* **Requirement**
Scan the records below and report how many lines include the string "Patients"; the number alone will do.

═══ Extracted material

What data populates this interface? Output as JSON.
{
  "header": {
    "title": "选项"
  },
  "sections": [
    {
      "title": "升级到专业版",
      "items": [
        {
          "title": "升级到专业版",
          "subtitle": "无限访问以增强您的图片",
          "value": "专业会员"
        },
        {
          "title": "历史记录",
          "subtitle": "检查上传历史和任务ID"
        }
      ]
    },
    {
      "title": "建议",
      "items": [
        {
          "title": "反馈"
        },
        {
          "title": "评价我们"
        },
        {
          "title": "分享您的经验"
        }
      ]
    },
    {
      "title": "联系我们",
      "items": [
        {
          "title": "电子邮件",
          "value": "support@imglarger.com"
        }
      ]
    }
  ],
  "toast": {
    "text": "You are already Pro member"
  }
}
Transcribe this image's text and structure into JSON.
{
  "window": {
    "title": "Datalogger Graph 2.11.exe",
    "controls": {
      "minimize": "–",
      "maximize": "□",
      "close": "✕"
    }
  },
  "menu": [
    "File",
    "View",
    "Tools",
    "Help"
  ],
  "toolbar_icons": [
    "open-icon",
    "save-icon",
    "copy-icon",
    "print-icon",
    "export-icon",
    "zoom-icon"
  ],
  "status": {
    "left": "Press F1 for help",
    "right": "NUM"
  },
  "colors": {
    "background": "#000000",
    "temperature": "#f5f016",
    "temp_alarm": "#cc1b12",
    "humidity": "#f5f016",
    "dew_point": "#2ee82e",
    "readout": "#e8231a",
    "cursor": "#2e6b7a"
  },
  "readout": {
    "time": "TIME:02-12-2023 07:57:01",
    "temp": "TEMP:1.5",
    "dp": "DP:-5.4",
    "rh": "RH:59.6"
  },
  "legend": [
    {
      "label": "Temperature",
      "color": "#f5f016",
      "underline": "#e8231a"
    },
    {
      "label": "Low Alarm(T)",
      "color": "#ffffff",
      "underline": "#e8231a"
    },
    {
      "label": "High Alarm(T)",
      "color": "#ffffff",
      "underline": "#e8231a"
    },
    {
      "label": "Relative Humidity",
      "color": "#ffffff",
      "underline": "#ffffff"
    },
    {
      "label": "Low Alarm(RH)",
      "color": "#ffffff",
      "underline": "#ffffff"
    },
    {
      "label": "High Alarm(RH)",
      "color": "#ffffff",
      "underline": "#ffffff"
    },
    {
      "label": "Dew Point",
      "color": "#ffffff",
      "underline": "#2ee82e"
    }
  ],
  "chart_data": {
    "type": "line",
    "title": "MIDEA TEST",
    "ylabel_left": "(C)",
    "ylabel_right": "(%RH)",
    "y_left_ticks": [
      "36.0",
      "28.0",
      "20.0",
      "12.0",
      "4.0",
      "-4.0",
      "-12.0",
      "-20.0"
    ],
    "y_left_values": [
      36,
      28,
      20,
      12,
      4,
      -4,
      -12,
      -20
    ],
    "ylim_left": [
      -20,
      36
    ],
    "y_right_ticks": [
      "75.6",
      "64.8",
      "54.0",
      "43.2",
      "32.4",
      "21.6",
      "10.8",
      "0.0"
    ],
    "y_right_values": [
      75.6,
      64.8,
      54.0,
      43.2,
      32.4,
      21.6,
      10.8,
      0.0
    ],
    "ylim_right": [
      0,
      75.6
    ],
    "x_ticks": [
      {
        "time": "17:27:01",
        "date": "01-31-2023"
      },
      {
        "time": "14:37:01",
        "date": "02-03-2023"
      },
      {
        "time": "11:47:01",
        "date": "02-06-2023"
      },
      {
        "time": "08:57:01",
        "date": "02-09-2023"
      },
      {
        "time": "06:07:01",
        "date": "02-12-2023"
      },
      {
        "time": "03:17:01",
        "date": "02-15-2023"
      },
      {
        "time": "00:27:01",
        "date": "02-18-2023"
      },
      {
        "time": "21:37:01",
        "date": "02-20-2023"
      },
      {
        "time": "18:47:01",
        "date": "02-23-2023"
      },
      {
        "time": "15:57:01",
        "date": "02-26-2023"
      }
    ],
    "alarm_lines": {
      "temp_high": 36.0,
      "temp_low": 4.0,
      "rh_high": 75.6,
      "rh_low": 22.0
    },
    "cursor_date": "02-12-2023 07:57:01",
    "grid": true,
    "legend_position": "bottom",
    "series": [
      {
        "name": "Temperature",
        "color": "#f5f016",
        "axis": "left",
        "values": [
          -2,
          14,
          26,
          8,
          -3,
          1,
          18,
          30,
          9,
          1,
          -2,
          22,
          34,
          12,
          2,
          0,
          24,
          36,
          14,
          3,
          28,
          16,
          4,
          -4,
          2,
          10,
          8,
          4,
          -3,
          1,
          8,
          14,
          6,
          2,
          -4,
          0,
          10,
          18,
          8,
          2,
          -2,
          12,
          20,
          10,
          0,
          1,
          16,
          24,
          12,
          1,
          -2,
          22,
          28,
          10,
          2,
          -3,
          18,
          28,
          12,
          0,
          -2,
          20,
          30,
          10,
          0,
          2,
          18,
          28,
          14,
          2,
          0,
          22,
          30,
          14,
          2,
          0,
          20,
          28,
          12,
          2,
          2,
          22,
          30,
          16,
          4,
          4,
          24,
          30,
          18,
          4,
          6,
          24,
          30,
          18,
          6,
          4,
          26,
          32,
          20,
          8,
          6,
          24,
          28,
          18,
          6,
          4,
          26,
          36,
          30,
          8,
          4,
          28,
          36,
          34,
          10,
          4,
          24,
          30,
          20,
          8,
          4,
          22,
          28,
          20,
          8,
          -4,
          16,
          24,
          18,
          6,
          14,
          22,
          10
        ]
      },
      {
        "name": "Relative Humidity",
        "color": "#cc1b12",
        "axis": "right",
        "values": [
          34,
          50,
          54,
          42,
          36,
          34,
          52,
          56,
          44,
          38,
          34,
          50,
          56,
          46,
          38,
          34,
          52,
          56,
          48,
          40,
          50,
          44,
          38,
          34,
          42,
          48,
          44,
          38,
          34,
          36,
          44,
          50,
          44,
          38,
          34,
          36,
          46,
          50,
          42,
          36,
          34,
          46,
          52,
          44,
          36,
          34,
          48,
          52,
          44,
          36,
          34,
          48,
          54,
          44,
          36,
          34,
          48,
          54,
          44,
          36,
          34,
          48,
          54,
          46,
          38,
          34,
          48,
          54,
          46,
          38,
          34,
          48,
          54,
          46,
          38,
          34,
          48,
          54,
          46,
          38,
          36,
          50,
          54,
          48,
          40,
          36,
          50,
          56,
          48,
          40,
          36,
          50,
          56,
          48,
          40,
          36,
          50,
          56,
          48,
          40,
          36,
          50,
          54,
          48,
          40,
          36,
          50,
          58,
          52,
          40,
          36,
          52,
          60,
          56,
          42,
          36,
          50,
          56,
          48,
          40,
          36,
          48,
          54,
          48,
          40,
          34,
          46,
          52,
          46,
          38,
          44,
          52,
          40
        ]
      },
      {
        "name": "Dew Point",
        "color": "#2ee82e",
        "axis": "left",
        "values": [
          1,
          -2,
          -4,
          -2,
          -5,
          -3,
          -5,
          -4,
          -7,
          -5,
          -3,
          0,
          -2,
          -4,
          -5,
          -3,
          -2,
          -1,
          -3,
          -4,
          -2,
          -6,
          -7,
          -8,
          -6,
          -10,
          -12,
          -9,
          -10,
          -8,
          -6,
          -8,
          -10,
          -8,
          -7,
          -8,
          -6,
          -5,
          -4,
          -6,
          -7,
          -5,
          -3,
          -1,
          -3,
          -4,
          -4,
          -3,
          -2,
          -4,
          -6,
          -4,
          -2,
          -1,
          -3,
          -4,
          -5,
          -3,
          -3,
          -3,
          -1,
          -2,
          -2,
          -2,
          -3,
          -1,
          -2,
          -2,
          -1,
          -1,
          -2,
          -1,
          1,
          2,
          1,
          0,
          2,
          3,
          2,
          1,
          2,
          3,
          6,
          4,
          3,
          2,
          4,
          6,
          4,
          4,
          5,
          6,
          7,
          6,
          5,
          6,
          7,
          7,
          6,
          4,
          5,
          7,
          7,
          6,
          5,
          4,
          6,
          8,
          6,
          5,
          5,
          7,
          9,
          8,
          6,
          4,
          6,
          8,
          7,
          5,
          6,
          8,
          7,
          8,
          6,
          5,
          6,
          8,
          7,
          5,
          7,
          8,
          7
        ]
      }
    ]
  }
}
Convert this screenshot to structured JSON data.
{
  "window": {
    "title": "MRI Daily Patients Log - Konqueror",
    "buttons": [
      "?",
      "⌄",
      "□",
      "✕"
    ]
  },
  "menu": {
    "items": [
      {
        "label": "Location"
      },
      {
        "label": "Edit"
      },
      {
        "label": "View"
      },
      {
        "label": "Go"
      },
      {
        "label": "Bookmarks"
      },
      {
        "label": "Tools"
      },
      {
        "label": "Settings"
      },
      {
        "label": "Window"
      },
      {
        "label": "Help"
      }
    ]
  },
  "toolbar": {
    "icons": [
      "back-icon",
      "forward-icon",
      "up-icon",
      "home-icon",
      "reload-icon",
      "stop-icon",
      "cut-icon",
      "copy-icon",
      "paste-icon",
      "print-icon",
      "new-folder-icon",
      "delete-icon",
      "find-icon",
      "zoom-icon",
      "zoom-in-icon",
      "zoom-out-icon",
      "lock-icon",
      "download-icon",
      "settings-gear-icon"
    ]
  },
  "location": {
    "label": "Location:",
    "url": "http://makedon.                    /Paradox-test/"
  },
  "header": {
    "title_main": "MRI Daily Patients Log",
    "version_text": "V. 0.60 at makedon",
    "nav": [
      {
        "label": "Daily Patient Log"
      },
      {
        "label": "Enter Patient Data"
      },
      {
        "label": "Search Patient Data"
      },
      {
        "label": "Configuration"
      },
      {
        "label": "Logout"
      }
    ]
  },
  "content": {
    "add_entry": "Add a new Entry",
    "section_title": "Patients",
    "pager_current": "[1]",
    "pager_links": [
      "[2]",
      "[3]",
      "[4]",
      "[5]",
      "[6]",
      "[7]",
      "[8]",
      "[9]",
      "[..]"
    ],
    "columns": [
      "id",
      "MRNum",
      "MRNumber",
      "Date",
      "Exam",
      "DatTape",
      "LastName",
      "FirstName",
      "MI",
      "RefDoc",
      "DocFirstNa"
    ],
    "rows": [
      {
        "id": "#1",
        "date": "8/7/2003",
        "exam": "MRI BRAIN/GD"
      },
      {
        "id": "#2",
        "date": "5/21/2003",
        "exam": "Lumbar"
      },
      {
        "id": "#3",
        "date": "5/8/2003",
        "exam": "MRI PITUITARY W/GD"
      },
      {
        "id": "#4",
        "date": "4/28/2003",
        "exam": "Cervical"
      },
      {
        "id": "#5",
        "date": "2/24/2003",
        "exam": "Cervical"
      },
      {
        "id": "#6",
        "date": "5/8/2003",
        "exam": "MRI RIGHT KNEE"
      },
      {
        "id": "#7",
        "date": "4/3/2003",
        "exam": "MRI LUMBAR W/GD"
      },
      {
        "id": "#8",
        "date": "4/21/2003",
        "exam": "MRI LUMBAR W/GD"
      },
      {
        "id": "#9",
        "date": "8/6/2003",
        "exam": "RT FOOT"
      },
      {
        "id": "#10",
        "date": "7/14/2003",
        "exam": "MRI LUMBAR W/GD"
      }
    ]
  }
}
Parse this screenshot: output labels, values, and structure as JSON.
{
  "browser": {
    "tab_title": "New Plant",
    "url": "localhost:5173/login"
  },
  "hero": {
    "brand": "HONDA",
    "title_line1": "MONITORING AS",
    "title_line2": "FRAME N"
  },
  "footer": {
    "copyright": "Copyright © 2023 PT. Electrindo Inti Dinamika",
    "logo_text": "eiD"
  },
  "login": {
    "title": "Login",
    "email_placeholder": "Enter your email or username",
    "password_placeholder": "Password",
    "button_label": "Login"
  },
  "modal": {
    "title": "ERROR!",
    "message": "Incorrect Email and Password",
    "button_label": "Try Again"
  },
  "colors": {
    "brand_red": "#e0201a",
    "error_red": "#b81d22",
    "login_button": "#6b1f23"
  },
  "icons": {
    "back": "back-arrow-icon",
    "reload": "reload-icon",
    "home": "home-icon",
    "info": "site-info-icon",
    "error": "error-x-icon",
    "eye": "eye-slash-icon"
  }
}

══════

* **Result for this exercise**
3